In the wake of rising competition and a recent price war sparked by Barnes and Noble, Plastic Logic announced it is abandoning plans to release an eBook reader of its own.
"We recognize the market has dramatically changed, and with the product delays we have experienced, it no longer makes sense for us to move forward with our first-generation electronic reading product," Rich Archuleta, chief executive officer, said in a statement. "This was a hard decision, but is the best one for our company, our investors, and our customers."
Archuleta added that his company would shift its focus away from the Que and begin building a second generation ProReader product, taking whatever time is necessary to "re-enter the market as we refocus, redesign, and retool" the Que's successor.
It's unclear exactly why Plastic Logic chose to dump it's first-gen reader, but it likely had to do with the sudden price cuts from the industry's two major players, Amazon and Barnes and Noble. Coupled with the fact that Plastic Logic initially intended to sell its black-and-white Que for $650 when it was first shown off at CES earlier this year (before the iPad debuted), this cancellation was probably inevitable.
Everybody by now has heard of the One Laptop Per Child (OLPC) project, and if a nonprofit organization called Worldleader is successful in its latest efforts, the One Kindle Per Child initiative will become equally well known.
A series of trials have already begun in Ghana, which involves giving students Amazon.com Kindles to read in school and at home. Worldreader, which is spearheading the project, was co-founded by David Risher, Amazon's former Senior VP who played a huge role in growing Amazon's operations beyond just books. Risher left Amazon before the Kindle came out, but sees huge potential in the device's ability to bring eBooks to students in parts of the world where getting them regular books can take months and months.
"There's a huge difference between able to read from a selection of the 10 books that you happen to have -- or that somebody donated -- versus being able to get your hands on a book that you are really interested in," says Risher. "When you combine that with very, very low distribution costs for additional books and falling technology prices, these are ingredients for doing something really special."

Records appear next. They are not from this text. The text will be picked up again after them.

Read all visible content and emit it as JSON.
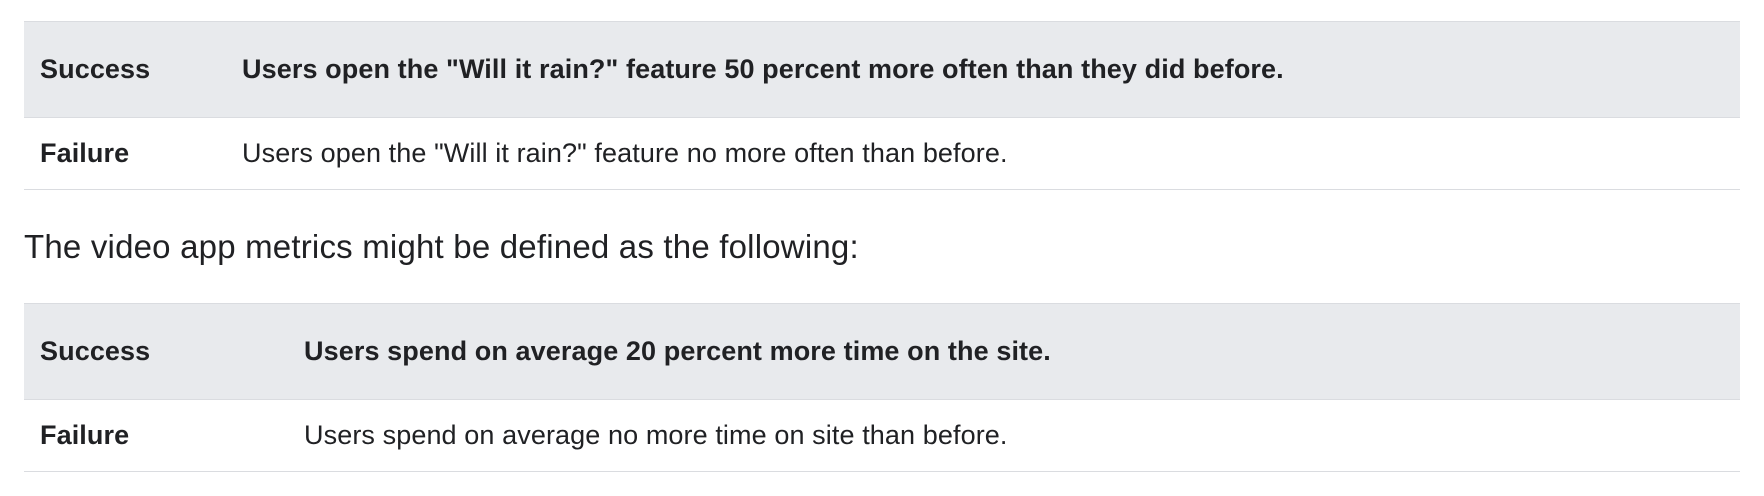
{
  "weather_table": {
    "rows": [
      {
        "label": "Success",
        "description": "Users open the \"Will it rain?\" feature 50 percent more often than they did before."
      },
      {
        "label": "Failure",
        "description": "Users open the \"Will it rain?\" feature no more often than before."
      }
    ]
  },
  "intro_text": "The video app metrics might be defined as the following:",
  "video_table": {
    "rows": [
      {
        "label": "Success",
        "description": "Users spend on average 20 percent more time on the site."
      },
      {
        "label": "Failure",
        "description": "Users spend on average no more time on site than before."
      }
    ]
  }
}
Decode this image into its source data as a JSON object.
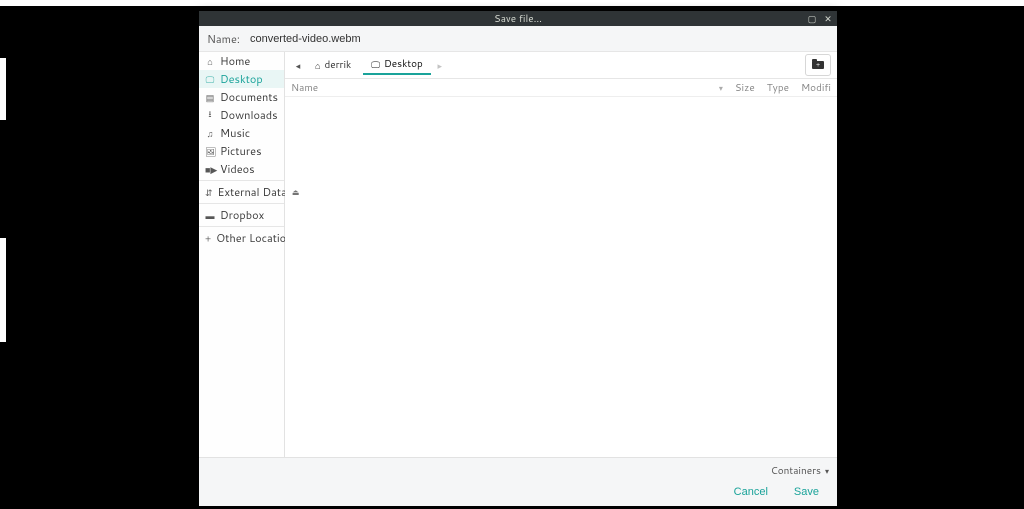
{
  "window": {
    "title": "Save file..."
  },
  "name_row": {
    "label": "Name:",
    "value": "converted-video.webm"
  },
  "sidebar": {
    "groups": [
      {
        "items": [
          {
            "icon": "home-icon",
            "glyph": "⌂",
            "label": "Home",
            "selected": false
          },
          {
            "icon": "desktop-icon",
            "glyph": "🖵",
            "label": "Desktop",
            "selected": true
          },
          {
            "icon": "documents-icon",
            "glyph": "▤",
            "label": "Documents",
            "selected": false
          },
          {
            "icon": "downloads-icon",
            "glyph": "⭳",
            "label": "Downloads",
            "selected": false
          },
          {
            "icon": "music-icon",
            "glyph": "♫",
            "label": "Music",
            "selected": false
          },
          {
            "icon": "pictures-icon",
            "glyph": "🖼",
            "label": "Pictures",
            "selected": false
          },
          {
            "icon": "videos-icon",
            "glyph": "■▶",
            "label": "Videos",
            "selected": false
          }
        ]
      },
      {
        "items": [
          {
            "icon": "drive-icon",
            "glyph": "⇵",
            "label": "External Data",
            "selected": false,
            "ejectable": true
          }
        ]
      },
      {
        "items": [
          {
            "icon": "folder-icon",
            "glyph": "▬",
            "label": "Dropbox",
            "selected": false
          }
        ]
      },
      {
        "items": [
          {
            "icon": "plus-icon",
            "glyph": "+",
            "label": "Other Locations",
            "selected": false
          }
        ]
      }
    ]
  },
  "pathbar": {
    "back_enabled": true,
    "forward_enabled": false,
    "crumbs": [
      {
        "icon": "home-icon",
        "glyph": "⌂",
        "label": "derrik",
        "active": false
      },
      {
        "icon": "desktop-icon",
        "glyph": "🖵",
        "label": "Desktop",
        "active": true
      }
    ]
  },
  "columns": {
    "name": "Name",
    "size": "Size",
    "type": "Type",
    "modified": "Modifi"
  },
  "footer": {
    "filter_label": "Containers",
    "cancel": "Cancel",
    "save": "Save"
  }
}
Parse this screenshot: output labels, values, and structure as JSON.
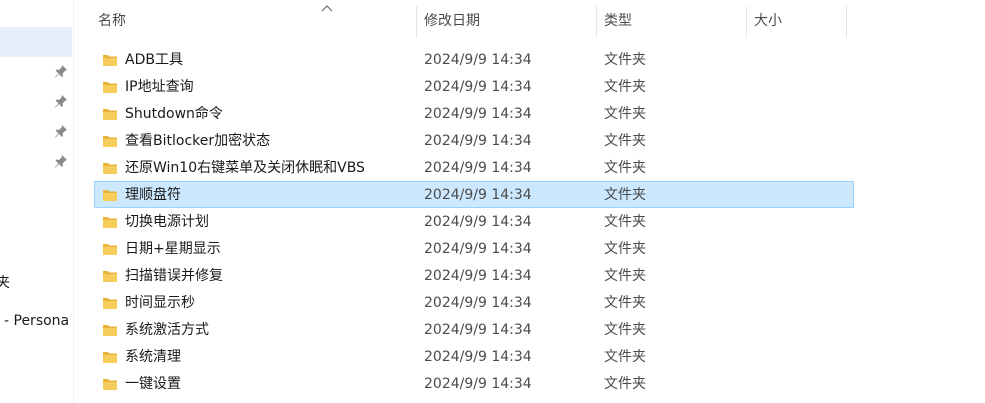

According to Risher, eReaders are particularly well suited to developing nations because of their low power consumption and use of the GSM network.
"Computers play a great role, but eReaders really sole the reading problem in a much more direct and simple way," Risher added.